European new car sales fell 0.6% year on year (7,825 units) in November 2007 to 1,240,548 units though sales are up a fractional 0.7% (102,214 units) to 14,581,668 units year to date.

Analysts Jato Dynamics said Volkswagen was again Europe's top-selling car brand in November, ahead of GM's Opel/Vauxhall (up 0.4% YtD), Ford (1.2%), Renault (4.6%) and Peugeot. The order also mirrors that of the YTD top five brand performers.

Individual brand performances worthy of note included BMW which increased 10.0% in November and 4.4% YTD, and Mini which increased sales by 53.8% in November and 26.9% YTD following the introduction of the stretched Clubman versions.

Dacia sales increased by a staggering 137% in November and 77.7% YTD, and Nissan registrations increased 18.9% in November, due to a strong performance by the Qashqai crossover. Smart registrations increased 34.5% in November as the introduction of the new Fortwo model took effect whilst Mitsubishi also posted a significant 28.6% increase.

Volkswagen's Golf was Europe's top-selling new car in November with 38,211 units sold (up 3.9%), ahead of the Peugeot 207 (8.1%), Ford Focus, Opel/Vauxhall Corsa (13.4% but a new model), Opel/Vauxhall Astra, Renault Clio (up 0.3%), Volkswagen Passat, Ford Fiesta, Fiat Punto and Volkswagen Polo.
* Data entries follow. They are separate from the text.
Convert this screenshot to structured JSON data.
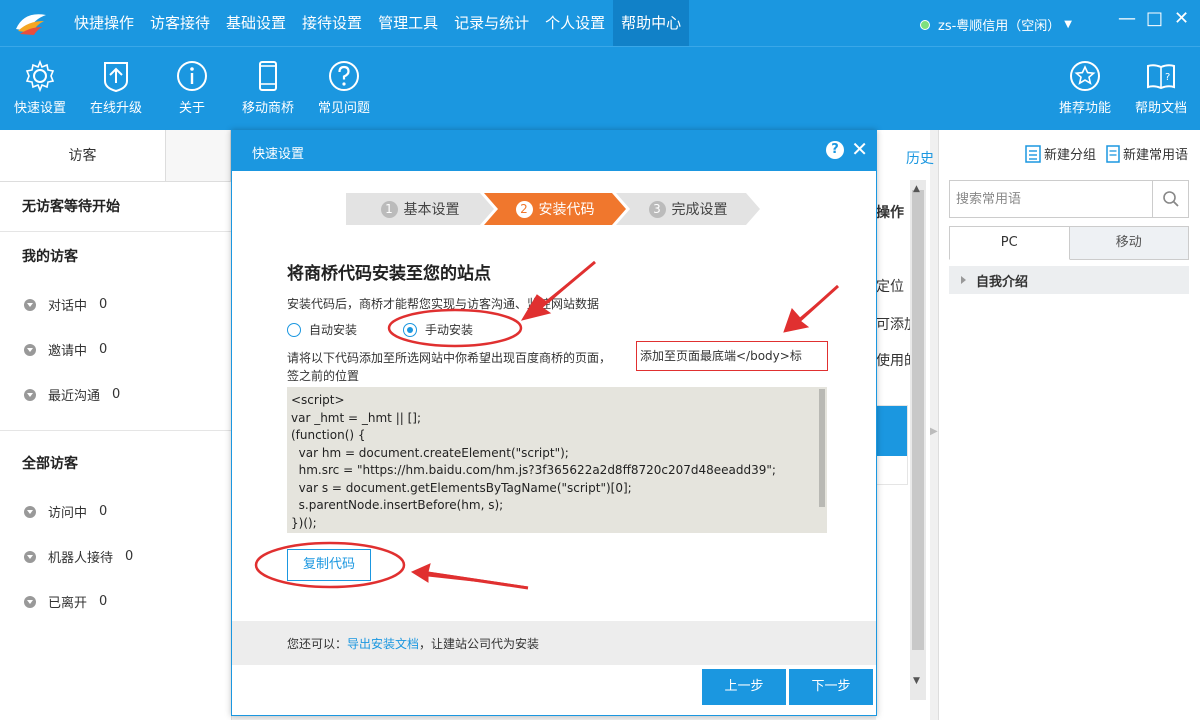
{
  "menu": {
    "items": [
      "快捷操作",
      "访客接待",
      "基础设置",
      "接待设置",
      "管理工具",
      "记录与统计",
      "个人设置",
      "帮助中心"
    ],
    "active": "帮助中心",
    "status": "zs-粤顺信用（空闲）",
    "status_color": "#7ee07e",
    "brand_color": "#1b97e0"
  },
  "toolbar": {
    "left": [
      {
        "label": "快速设置",
        "icon": "gear-icon"
      },
      {
        "label": "在线升级",
        "icon": "upgrade-icon"
      },
      {
        "label": "关于",
        "icon": "info-icon"
      },
      {
        "label": "移动商桥",
        "icon": "phone-icon"
      },
      {
        "label": "常见问题",
        "icon": "question-icon"
      }
    ],
    "right": [
      {
        "label": "推荐功能",
        "icon": "star-icon"
      },
      {
        "label": "帮助文档",
        "icon": "book-icon"
      }
    ]
  },
  "left_panel": {
    "tabs": [
      "访客",
      ""
    ],
    "waiting": "无访客等待开始",
    "my_visitors": {
      "title": "我的访客",
      "items": [
        {
          "label": "对话中",
          "count": "0"
        },
        {
          "label": "邀请中",
          "count": "0"
        },
        {
          "label": "最近沟通",
          "count": "0"
        }
      ]
    },
    "all_visitors": {
      "title": "全部访客",
      "items": [
        {
          "label": "访问中",
          "count": "0"
        },
        {
          "label": "机器人接待",
          "count": "0"
        },
        {
          "label": "已离开",
          "count": "0"
        }
      ]
    }
  },
  "middle_panel": {
    "texts": [
      "历史",
      "操作",
      "定位",
      "可添加",
      "使用的"
    ]
  },
  "right_panel": {
    "new_group": "新建分组",
    "new_phrase": "新建常用语",
    "search_placeholder": "搜索常用语",
    "tabs": [
      "PC",
      "移动"
    ],
    "group": "自我介绍"
  },
  "dialog": {
    "title": "快速设置",
    "help": "?",
    "close": "✕",
    "steps": [
      {
        "num": "1",
        "label": "基本设置"
      },
      {
        "num": "2",
        "label": "安装代码"
      },
      {
        "num": "3",
        "label": "完成设置"
      }
    ],
    "active_step": 2,
    "active_step_color": "#f0772d",
    "heading": "将商桥代码安装至您的站点",
    "desc": "安装代码后，商桥才能帮您实现与访客沟通、监控网站数据",
    "radio_auto": "自动安装",
    "radio_manual": "手动安装",
    "selected_radio": "手动安装",
    "instruction_prefix": "请将以下代码添加至所选网站中你希望出现百度商桥的页面，",
    "instruction_highlight": "添加至页面最底端</body>标",
    "instruction_suffix": "签之前的位置",
    "code": "<script>\nvar _hmt = _hmt || [];\n(function() {\n  var hm = document.createElement(\"script\");\n  hm.src = \"https://hm.baidu.com/hm.js?3f365622a2d8ff8720c207d48eeadd39\";\n  var s = document.getElementsByTagName(\"script\")[0];\n  s.parentNode.insertBefore(hm, s);\n})();",
    "copy_button": "复制代码",
    "footer_prefix": "您还可以：",
    "footer_link": "导出安装文档",
    "footer_suffix": "，让建站公司代为安装",
    "prev_button": "上一步",
    "next_button": "下一步"
  },
  "annotation_color": "#e03030"
}
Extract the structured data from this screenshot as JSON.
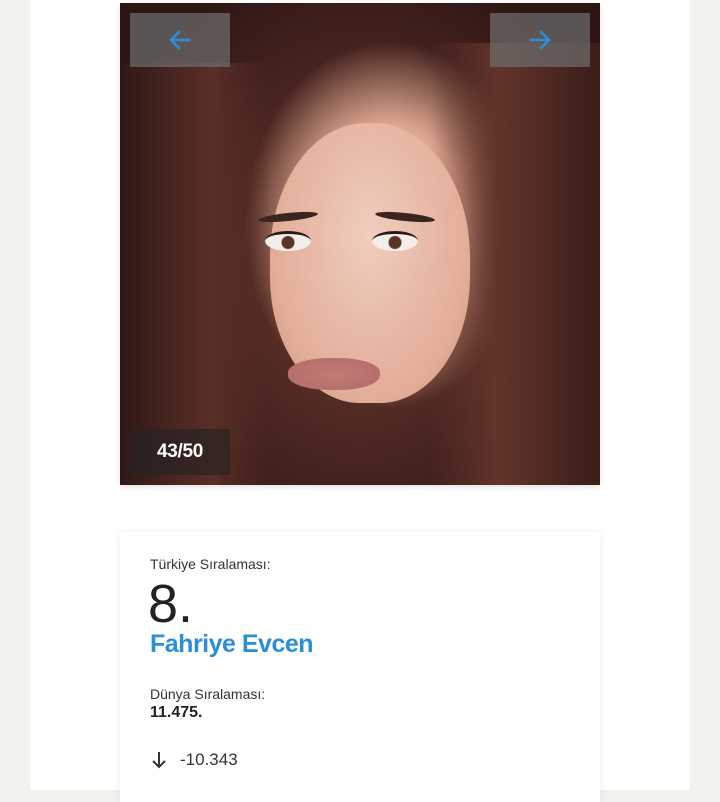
{
  "gallery": {
    "counter": "43/50",
    "prev_icon": "arrow-left-icon",
    "next_icon": "arrow-right-icon",
    "accent_color": "#2a8fd6"
  },
  "ranking": {
    "turkey_label": "Türkiye Sıralaması:",
    "turkey_rank": "8.",
    "name": "Fahriye Evcen",
    "world_label": "Dünya Sıralaması:",
    "world_rank": "11.475.",
    "change_icon": "arrow-down-icon",
    "change_value": "-10.343"
  }
}
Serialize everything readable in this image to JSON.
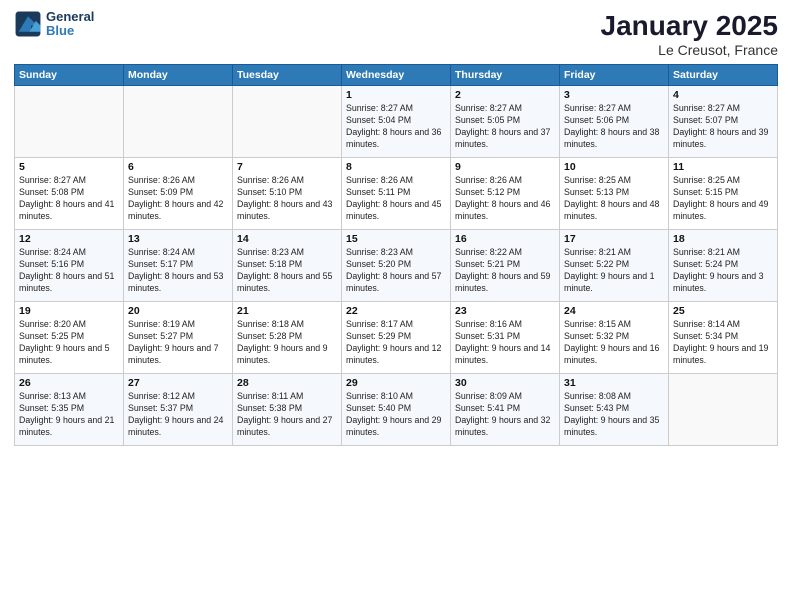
{
  "header": {
    "logo_line1": "General",
    "logo_line2": "Blue",
    "month_title": "January 2025",
    "location": "Le Creusot, France"
  },
  "columns": [
    "Sunday",
    "Monday",
    "Tuesday",
    "Wednesday",
    "Thursday",
    "Friday",
    "Saturday"
  ],
  "weeks": [
    [
      {
        "day": "",
        "info": ""
      },
      {
        "day": "",
        "info": ""
      },
      {
        "day": "",
        "info": ""
      },
      {
        "day": "1",
        "info": "Sunrise: 8:27 AM\nSunset: 5:04 PM\nDaylight: 8 hours and 36 minutes."
      },
      {
        "day": "2",
        "info": "Sunrise: 8:27 AM\nSunset: 5:05 PM\nDaylight: 8 hours and 37 minutes."
      },
      {
        "day": "3",
        "info": "Sunrise: 8:27 AM\nSunset: 5:06 PM\nDaylight: 8 hours and 38 minutes."
      },
      {
        "day": "4",
        "info": "Sunrise: 8:27 AM\nSunset: 5:07 PM\nDaylight: 8 hours and 39 minutes."
      }
    ],
    [
      {
        "day": "5",
        "info": "Sunrise: 8:27 AM\nSunset: 5:08 PM\nDaylight: 8 hours and 41 minutes."
      },
      {
        "day": "6",
        "info": "Sunrise: 8:26 AM\nSunset: 5:09 PM\nDaylight: 8 hours and 42 minutes."
      },
      {
        "day": "7",
        "info": "Sunrise: 8:26 AM\nSunset: 5:10 PM\nDaylight: 8 hours and 43 minutes."
      },
      {
        "day": "8",
        "info": "Sunrise: 8:26 AM\nSunset: 5:11 PM\nDaylight: 8 hours and 45 minutes."
      },
      {
        "day": "9",
        "info": "Sunrise: 8:26 AM\nSunset: 5:12 PM\nDaylight: 8 hours and 46 minutes."
      },
      {
        "day": "10",
        "info": "Sunrise: 8:25 AM\nSunset: 5:13 PM\nDaylight: 8 hours and 48 minutes."
      },
      {
        "day": "11",
        "info": "Sunrise: 8:25 AM\nSunset: 5:15 PM\nDaylight: 8 hours and 49 minutes."
      }
    ],
    [
      {
        "day": "12",
        "info": "Sunrise: 8:24 AM\nSunset: 5:16 PM\nDaylight: 8 hours and 51 minutes."
      },
      {
        "day": "13",
        "info": "Sunrise: 8:24 AM\nSunset: 5:17 PM\nDaylight: 8 hours and 53 minutes."
      },
      {
        "day": "14",
        "info": "Sunrise: 8:23 AM\nSunset: 5:18 PM\nDaylight: 8 hours and 55 minutes."
      },
      {
        "day": "15",
        "info": "Sunrise: 8:23 AM\nSunset: 5:20 PM\nDaylight: 8 hours and 57 minutes."
      },
      {
        "day": "16",
        "info": "Sunrise: 8:22 AM\nSunset: 5:21 PM\nDaylight: 8 hours and 59 minutes."
      },
      {
        "day": "17",
        "info": "Sunrise: 8:21 AM\nSunset: 5:22 PM\nDaylight: 9 hours and 1 minute."
      },
      {
        "day": "18",
        "info": "Sunrise: 8:21 AM\nSunset: 5:24 PM\nDaylight: 9 hours and 3 minutes."
      }
    ],
    [
      {
        "day": "19",
        "info": "Sunrise: 8:20 AM\nSunset: 5:25 PM\nDaylight: 9 hours and 5 minutes."
      },
      {
        "day": "20",
        "info": "Sunrise: 8:19 AM\nSunset: 5:27 PM\nDaylight: 9 hours and 7 minutes."
      },
      {
        "day": "21",
        "info": "Sunrise: 8:18 AM\nSunset: 5:28 PM\nDaylight: 9 hours and 9 minutes."
      },
      {
        "day": "22",
        "info": "Sunrise: 8:17 AM\nSunset: 5:29 PM\nDaylight: 9 hours and 12 minutes."
      },
      {
        "day": "23",
        "info": "Sunrise: 8:16 AM\nSunset: 5:31 PM\nDaylight: 9 hours and 14 minutes."
      },
      {
        "day": "24",
        "info": "Sunrise: 8:15 AM\nSunset: 5:32 PM\nDaylight: 9 hours and 16 minutes."
      },
      {
        "day": "25",
        "info": "Sunrise: 8:14 AM\nSunset: 5:34 PM\nDaylight: 9 hours and 19 minutes."
      }
    ],
    [
      {
        "day": "26",
        "info": "Sunrise: 8:13 AM\nSunset: 5:35 PM\nDaylight: 9 hours and 21 minutes."
      },
      {
        "day": "27",
        "info": "Sunrise: 8:12 AM\nSunset: 5:37 PM\nDaylight: 9 hours and 24 minutes."
      },
      {
        "day": "28",
        "info": "Sunrise: 8:11 AM\nSunset: 5:38 PM\nDaylight: 9 hours and 27 minutes."
      },
      {
        "day": "29",
        "info": "Sunrise: 8:10 AM\nSunset: 5:40 PM\nDaylight: 9 hours and 29 minutes."
      },
      {
        "day": "30",
        "info": "Sunrise: 8:09 AM\nSunset: 5:41 PM\nDaylight: 9 hours and 32 minutes."
      },
      {
        "day": "31",
        "info": "Sunrise: 8:08 AM\nSunset: 5:43 PM\nDaylight: 9 hours and 35 minutes."
      },
      {
        "day": "",
        "info": ""
      }
    ]
  ]
}
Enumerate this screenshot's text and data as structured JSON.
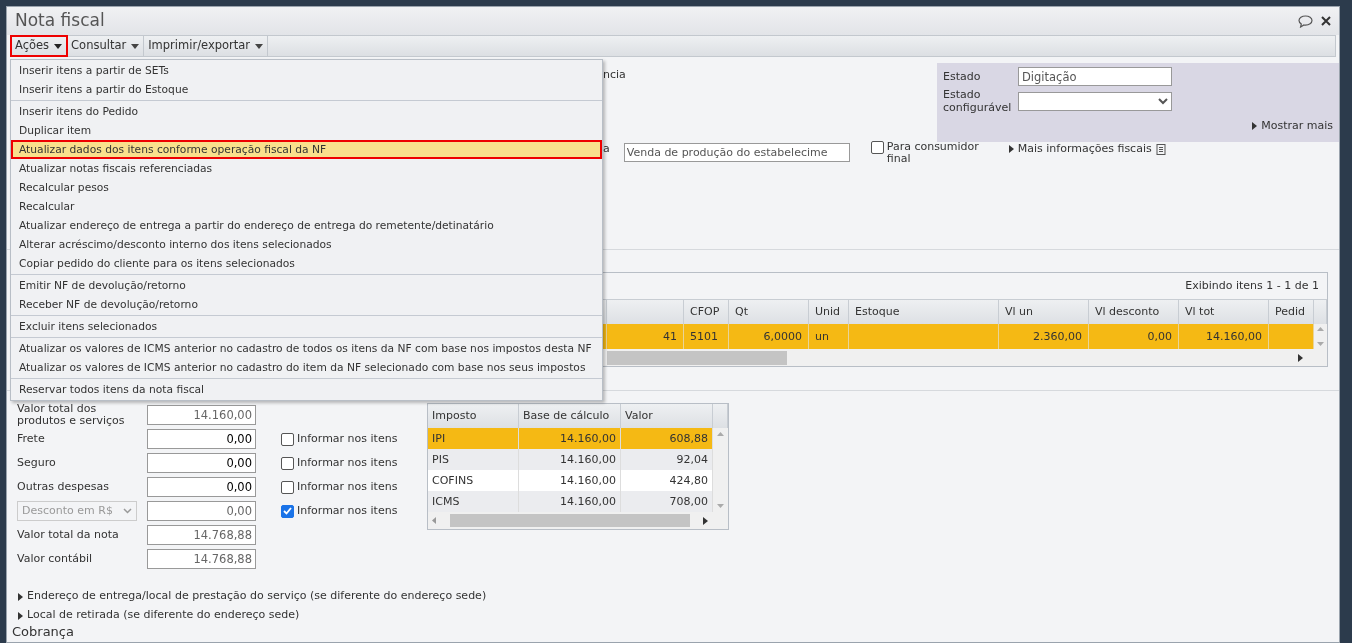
{
  "window": {
    "title": "Nota fiscal"
  },
  "toolbar": [
    {
      "label": "Ações",
      "highlighted": true,
      "expanded": true
    },
    {
      "label": "Consultar",
      "highlighted": false,
      "expanded": false
    },
    {
      "label": "Imprimir/exportar",
      "highlighted": false,
      "expanded": false
    }
  ],
  "menu": {
    "groups": [
      [
        {
          "label": "Inserir itens a partir de SETs",
          "selected": false,
          "highlighted": false
        },
        {
          "label": "Inserir itens a partir do Estoque",
          "selected": false,
          "highlighted": false
        }
      ],
      [
        {
          "label": "Inserir itens do Pedido",
          "selected": false,
          "highlighted": false
        },
        {
          "label": "Duplicar item",
          "selected": false,
          "highlighted": false
        },
        {
          "label": "Atualizar dados dos itens conforme operação fiscal da NF",
          "selected": true,
          "highlighted": true
        },
        {
          "label": "Atualizar notas fiscais referenciadas",
          "selected": false,
          "highlighted": false
        },
        {
          "label": "Recalcular pesos",
          "selected": false,
          "highlighted": false
        },
        {
          "label": "Recalcular",
          "selected": false,
          "highlighted": false
        },
        {
          "label": "Atualizar endereço de entrega a partir do endereço de entrega do remetente/detinatário",
          "selected": false,
          "highlighted": false
        },
        {
          "label": "Alterar acréscimo/desconto interno dos itens selecionados",
          "selected": false,
          "highlighted": false
        },
        {
          "label": "Copiar pedido do cliente para os itens selecionados",
          "selected": false,
          "highlighted": false
        }
      ],
      [
        {
          "label": "Emitir NF de devolução/retorno",
          "selected": false,
          "highlighted": false
        },
        {
          "label": "Receber NF de devolução/retorno",
          "selected": false,
          "highlighted": false
        }
      ],
      [
        {
          "label": "Excluir itens selecionados",
          "selected": false,
          "highlighted": false
        }
      ],
      [
        {
          "label": "Atualizar os valores de ICMS anterior no cadastro de todos os itens da NF com base nos impostos desta NF",
          "selected": false,
          "highlighted": false
        },
        {
          "label": "Atualizar os valores de ICMS anterior no cadastro do item da NF selecionado com base nos seus impostos",
          "selected": false,
          "highlighted": false
        }
      ],
      [
        {
          "label": "Reservar todos itens da nota fiscal",
          "selected": false,
          "highlighted": false
        }
      ]
    ]
  },
  "header": {
    "cut_label": "ncia",
    "status": {
      "label": "Estado",
      "value": "Digitação"
    },
    "configurable_status": {
      "label": "Estado configurável"
    },
    "show_more": "Mostrar mais"
  },
  "operation": {
    "cut_label": "a",
    "value": "Venda de produção do estabelecime",
    "final_consumer": {
      "label": "Para consumidor final",
      "checked": false
    },
    "more_fiscal_info": "Mais informações fiscais"
  },
  "items_grid": {
    "pager": "Exibindo itens 1 - 1 de 1",
    "columns": [
      "CFOP",
      "Qt",
      "Unid",
      "Estoque",
      "Vl un",
      "Vl desconto",
      "Vl tot",
      "Pedid"
    ],
    "rows": [
      {
        "selected": true,
        "cut_cell": "41",
        "cells": [
          "5101",
          "6,0000",
          "un",
          null,
          "2.360,00",
          "0,00",
          "14.160,00",
          null
        ]
      }
    ]
  },
  "totals": [
    {
      "kind": "label",
      "label": "Valor total dos produtos e serviços",
      "value": "14.160,00",
      "readonly": true
    },
    {
      "kind": "label",
      "label": "Frete",
      "value": "0,00",
      "readonly": false,
      "inform": {
        "label": "Informar nos itens",
        "checked": false
      }
    },
    {
      "kind": "label",
      "label": "Seguro",
      "value": "0,00",
      "readonly": false,
      "inform": {
        "label": "Informar nos itens",
        "checked": false
      }
    },
    {
      "kind": "label",
      "label": "Outras despesas",
      "value": "0,00",
      "readonly": false,
      "inform": {
        "label": "Informar nos itens",
        "checked": false
      }
    },
    {
      "kind": "select",
      "label": "Desconto em R$",
      "value": "0,00",
      "readonly": true,
      "inform": {
        "label": "Informar nos itens",
        "checked": true
      }
    },
    {
      "kind": "label",
      "label": "Valor total da nota",
      "value": "14.768,88",
      "readonly": true
    },
    {
      "kind": "label",
      "label": "Valor contábil",
      "value": "14.768,88",
      "readonly": true
    }
  ],
  "taxes": {
    "columns": [
      "Imposto",
      "Base de cálculo",
      "Valor"
    ],
    "rows": [
      {
        "selected": true,
        "cells": [
          "IPI",
          "14.160,00",
          "608,88"
        ]
      },
      {
        "selected": false,
        "cells": [
          "PIS",
          "14.160,00",
          "92,04"
        ]
      },
      {
        "selected": false,
        "cells": [
          "COFINS",
          "14.160,00",
          "424,80"
        ]
      },
      {
        "selected": false,
        "cells": [
          "ICMS",
          "14.160,00",
          "708,00"
        ]
      }
    ]
  },
  "sections": [
    {
      "label": "Endereço de entrega/local de prestação do serviço (se diferente do endereço sede)",
      "expanded": false
    },
    {
      "label": "Local de retirada (se diferente do endereço sede)",
      "expanded": false
    }
  ],
  "next_section": "Cobrança"
}
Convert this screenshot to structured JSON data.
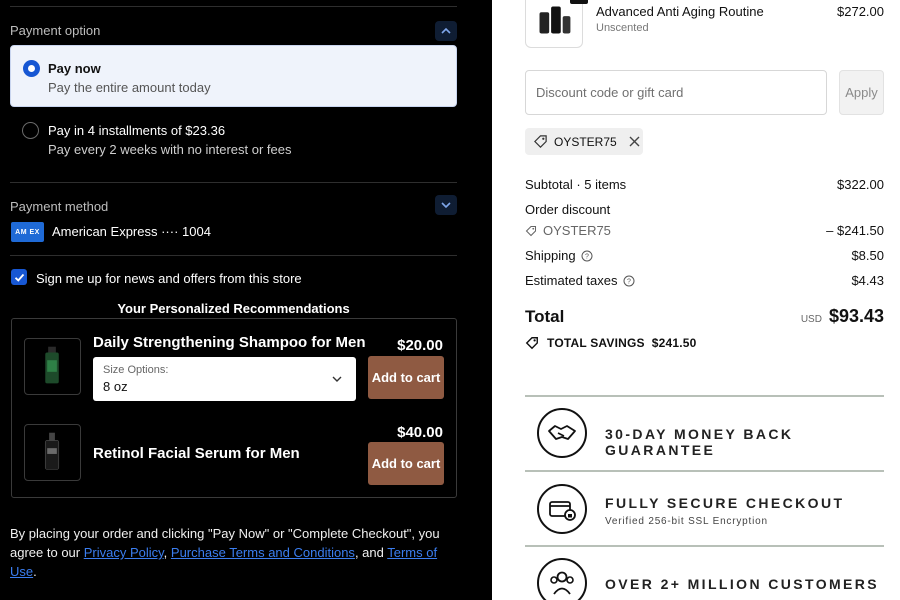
{
  "payment_option": {
    "label": "Payment option",
    "options": [
      {
        "title": "Pay now",
        "subtitle": "Pay the entire amount today",
        "selected": true
      },
      {
        "title": "Pay in 4 installments of $23.36",
        "subtitle": "Pay every 2 weeks with no interest or fees",
        "selected": false
      }
    ]
  },
  "payment_method": {
    "label": "Payment method",
    "card_brand": "AM EX",
    "card_text": "American Express ···· 1004"
  },
  "newsletter": {
    "label": "Sign me up for news and offers from this store",
    "checked": true
  },
  "recommendations": {
    "title": "Your Personalized Recommendations",
    "items": [
      {
        "name": "Daily Strengthening Shampoo for Men",
        "price": "$20.00",
        "option_label": "Size Options:",
        "option_value": "8 oz",
        "button": "Add to cart"
      },
      {
        "name": "Retinol Facial Serum for Men",
        "price": "$40.00",
        "button": "Add to cart"
      }
    ]
  },
  "terms": {
    "prefix": "By placing your order and clicking \"Pay Now\" or \"Complete Checkout\", you agree to our ",
    "privacy": "Privacy Policy",
    "sep1": ", ",
    "purchase": "Purchase Terms and Conditions",
    "sep2": ", and ",
    "use": "Terms of Use",
    "suffix": "."
  },
  "order": {
    "item_name": "Advanced Anti Aging Routine",
    "item_variant": "Unscented",
    "item_price": "$272.00"
  },
  "discount": {
    "placeholder": "Discount code or gift card",
    "apply_label": "Apply",
    "code": "OYSTER75"
  },
  "summary": {
    "subtotal_label": "Subtotal · 5 items",
    "subtotal_value": "$322.00",
    "order_discount_label": "Order discount",
    "discount_code": "OYSTER75",
    "discount_value": "– $241.50",
    "shipping_label": "Shipping",
    "shipping_value": "$8.50",
    "taxes_label": "Estimated taxes",
    "taxes_value": "$4.43",
    "total_label": "Total",
    "currency": "USD",
    "total_value": "$93.43",
    "savings_label": "TOTAL SAVINGS",
    "savings_value": "$241.50"
  },
  "guarantees": [
    {
      "title": "30-DAY MONEY BACK GUARANTEE",
      "icon": "handshake-icon"
    },
    {
      "title": "FULLY SECURE CHECKOUT",
      "subtitle": "Verified 256-bit SSL Encryption",
      "icon": "secure-card-icon"
    },
    {
      "title": "OVER 2+ MILLION CUSTOMERS",
      "icon": "customers-icon"
    }
  ],
  "colors": {
    "accent_blue": "#1757d3",
    "cart_button": "#8f5a42",
    "link": "#3b7ef0"
  }
}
YTD the top sellers were the Peugeot 207, VW Golf, Ford Focus, Opel/Vauxhall Astra, Opel/Vauxhall Corsa, Renault Clio, Fiat Punto, Ford Fiesta, VW Passat and BMW 3-series (up 3.9%).

The German market has now consolidated after a turbulent few months following tax changes in January and, while the November figures were down 12.9% year on year, it has now settled back to normal levels of trading. Year-to-date, Germany was down 8.2% and Austria, Hungary and Spain have also recorded reduced markets compared to 2006 for both November and YTD.

Reflecting worldwide emerging market growth, Lithuania has grown significantly while the high growth seen earlier in the year in neighbouring Latvia and Estonia means that those markets are still maintaining large YTD increases. Poland continued its recovery, with YTD volumes up 22.5% on the previous year. Cyprus (sometimes a source of right-hand-drive used cars for the UK) is also growing fast, up 29.5% YTD.

Many other European markets have also recorded increased car sales during 2007, leaving the overall European market up by 0.7% YTD, Jato reported.